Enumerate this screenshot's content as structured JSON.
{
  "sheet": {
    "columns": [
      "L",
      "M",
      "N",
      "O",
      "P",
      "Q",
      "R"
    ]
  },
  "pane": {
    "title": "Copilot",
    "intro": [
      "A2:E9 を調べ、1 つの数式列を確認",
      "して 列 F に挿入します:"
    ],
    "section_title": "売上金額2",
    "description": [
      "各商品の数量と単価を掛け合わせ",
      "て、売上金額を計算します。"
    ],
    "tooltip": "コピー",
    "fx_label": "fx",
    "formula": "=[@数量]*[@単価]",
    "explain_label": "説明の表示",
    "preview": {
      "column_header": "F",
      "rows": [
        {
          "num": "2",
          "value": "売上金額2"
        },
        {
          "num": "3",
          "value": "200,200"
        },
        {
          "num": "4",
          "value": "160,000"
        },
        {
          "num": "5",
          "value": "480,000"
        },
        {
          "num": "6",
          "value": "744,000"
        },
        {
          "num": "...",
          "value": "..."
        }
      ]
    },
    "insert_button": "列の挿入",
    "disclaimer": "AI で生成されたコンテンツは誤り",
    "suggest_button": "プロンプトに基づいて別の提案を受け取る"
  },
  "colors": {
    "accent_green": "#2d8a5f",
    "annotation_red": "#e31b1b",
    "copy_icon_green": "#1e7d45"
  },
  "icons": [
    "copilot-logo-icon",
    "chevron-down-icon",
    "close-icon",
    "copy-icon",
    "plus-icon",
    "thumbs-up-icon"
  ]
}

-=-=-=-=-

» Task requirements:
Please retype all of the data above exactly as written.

» Response:
Enumerate this screenshot's content as structured JSON.
{
  "sheet": {
    "columns": [
      "L",
      "M",
      "N",
      "O",
      "P",
      "Q",
      "R"
    ]
  },
  "pane": {
    "title": "Copilot",
    "intro": [
      "A2:E9 を調べ、1 つの数式列を確認",
      "して 列 F に挿入します:"
    ],
    "section_title": "売上金額2",
    "description": [
      "各商品の数量と単価を掛け合わせ",
      "て、売上金額を計算します。"
    ],
    "tooltip": "コピー",
    "fx_label": "fx",
    "formula": "=[@数量]*[@単価]",
    "explain_label": "説明の表示",
    "preview": {
      "column_header": "F",
      "rows": [
        {
          "num": "2",
          "value": "売上金額2"
        },
        {
          "num": "3",
          "value": "200,200"
        },
        {
          "num": "4",
          "value": "160,000"
        },
        {
          "num": "5",
          "value": "480,000"
        },
        {
          "num": "6",
          "value": "744,000"
        },
        {
          "num": "...",
          "value": "..."
        }
      ]
    },
    "insert_button": "列の挿入",
    "disclaimer": "AI で生成されたコンテンツは誤り",
    "suggest_button": "プロンプトに基づいて別の提案を受け取る"
  },
  "colors": {
    "accent_green": "#2d8a5f",
    "annotation_red": "#e31b1b",
    "copy_icon_green": "#1e7d45"
  },
  "icons": [
    "copilot-logo-icon",
    "chevron-down-icon",
    "close-icon",
    "copy-icon",
    "plus-icon",
    "thumbs-up-icon"
  ]
}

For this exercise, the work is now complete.